- Thick coat, scarves, socks and gloves
How to make it living alone in Korea?
It’s important to balance work and life, while finding good groups to socialize with. There are millions of people in Korea, so you’ll be able to find someone you’re compatible with, if you put yourself out there. Join a Facebook group or a meetup with a common interest. You can also check out volunteer gigs at animal shelters, if you prefer the company of non-humans.
Most importantly, try not to play the “isn’t it awful” game too much and focus on the all the great things you gain from living abroad.
How to find good Korean restaurants in Korea?
Naver reviews are often paid for, and people tend not to leave negative reviews. Finding good restaurants is usually trial and error, or through word of mouth.
Here are the most tried and true ways to find good restaurants in Korea:
- Ask a taxi driver and tell them what dish you’re looking for. Results may vary in Seoul, but this works well in the countryside.
- Scour back alleys for restaurants that are hard to find but seem popular.
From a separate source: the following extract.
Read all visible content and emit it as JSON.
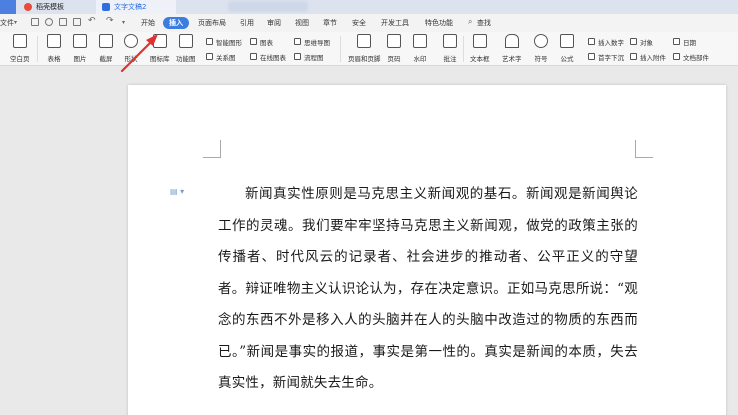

If they’re successful without foot traffic, they’re usually doing something right.
- Ask a Korean friend. They’ll know all the famous spots in the area.
- Join a restaurant group on Facebook and see what they recommend.
- A picture of an ajumma on the side of the building is a good sign. The grumpier she looks, the better the food usually is.
- Look for big business lunch crowds. People who work nearby have tried all the restaurants and know which ones are good. Yeouido is a prime example of this as I’ve found fantastic places this way.
- Avoid Instagrammable restaurants if you want a good meal instead of a good picture. They usually skimp on quality ingredients and compensate by dousing everything with sugar, because they spent a lot of money on decorating. The only exceptions to this rule are outside of Seoul, since they have to try harder to attract customers.
What to avoid:
- Any place with tour buses parked outside. They have deals with tour companies and serve subpar food on average.
- For other cuisines, try to look at pictures of their food before going. If it looks like they just bought everything from Costco and you can make it at home, look elsewhere.
- Places with long lines of young people taking selfies. The food quality tends to dip because they’re trendy. Feel free to go for the atmosphere though.
- Places with a lot of foot traffic. They pay extra rent to get customers, so they sometimes focus on minimizing costs. Always look around the corner for some hidden gems.
Did we miss anything?
Korea can be a great place to live as an expat. Just make sure to be aware of a few things in order to have a good time.
Now we want to hear from you.
Let us know what your favorite survival tip is in the comments!
Disclosure: There are affiliate links in this article that provide us a small commission at no extra cost to you. We only endorse the best language learning tools we use ourselves. Find out more about our code of ethics.